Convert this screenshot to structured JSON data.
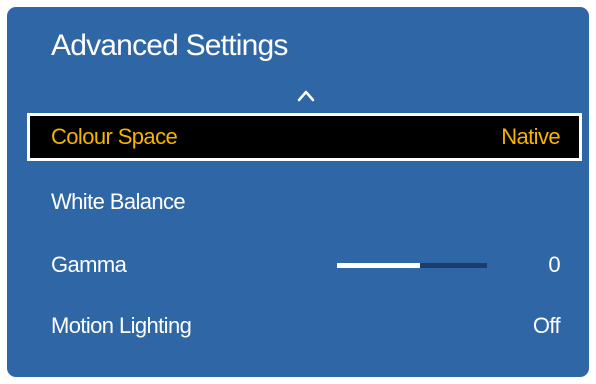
{
  "menu": {
    "title": "Advanced Settings",
    "scroll_up_icon": "chevron-up-icon",
    "items": [
      {
        "label": "Colour Space",
        "value": "Native",
        "focused": true
      },
      {
        "label": "White Balance",
        "value": ""
      },
      {
        "label": "Gamma",
        "value": "0",
        "slider_level": 0.55
      },
      {
        "label": "Motion Lighting",
        "value": "Off"
      }
    ]
  },
  "colors": {
    "panel_background": "#2f67a6",
    "focus_background": "#000000",
    "focus_text": "#f5b400",
    "slider_track": "#1e3b6e",
    "slider_fill": "#ffffff"
  }
}
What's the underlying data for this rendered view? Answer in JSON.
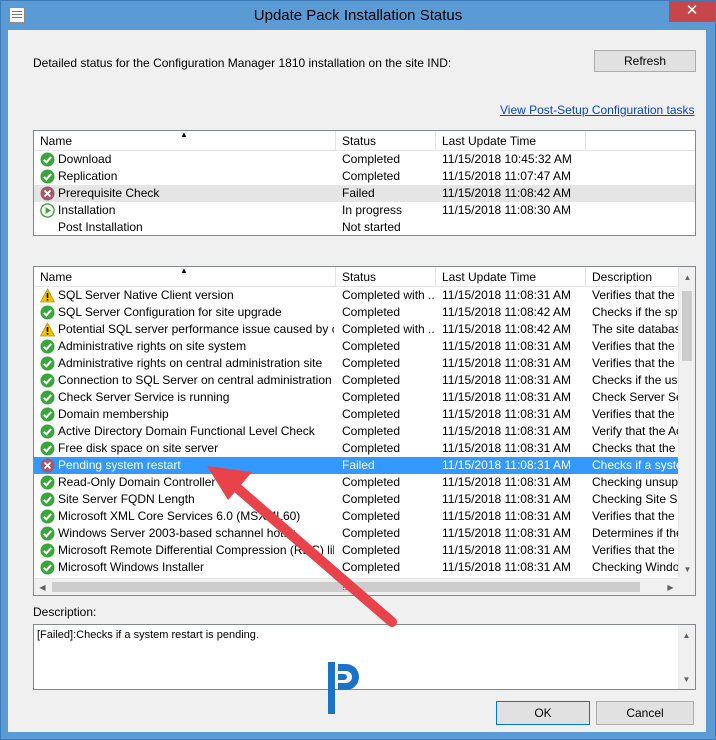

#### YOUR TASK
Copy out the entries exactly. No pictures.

#### OUTPUT
Convert this screenshot to structured JSON data.
{
  "menu": {
    "title": "Advanced Settings",
    "scroll_up_icon": "chevron-up-icon",
    "items": [
      {
        "label": "Colour Space",
        "value": "Native",
        "focused": true
      },
      {
        "label": "White Balance",
        "value": ""
      },
      {
        "label": "Gamma",
        "value": "0",
        "slider_level": 0.55
      },
      {
        "label": "Motion Lighting",
        "value": "Off"
      }
    ]
  },
  "colors": {
    "panel_background": "#2f67a6",
    "focus_background": "#000000",
    "focus_text": "#f5b400",
    "slider_track": "#1e3b6e",
    "slider_fill": "#ffffff"
  }
}
What's the underlying data for this rendered view? Answer in JSON.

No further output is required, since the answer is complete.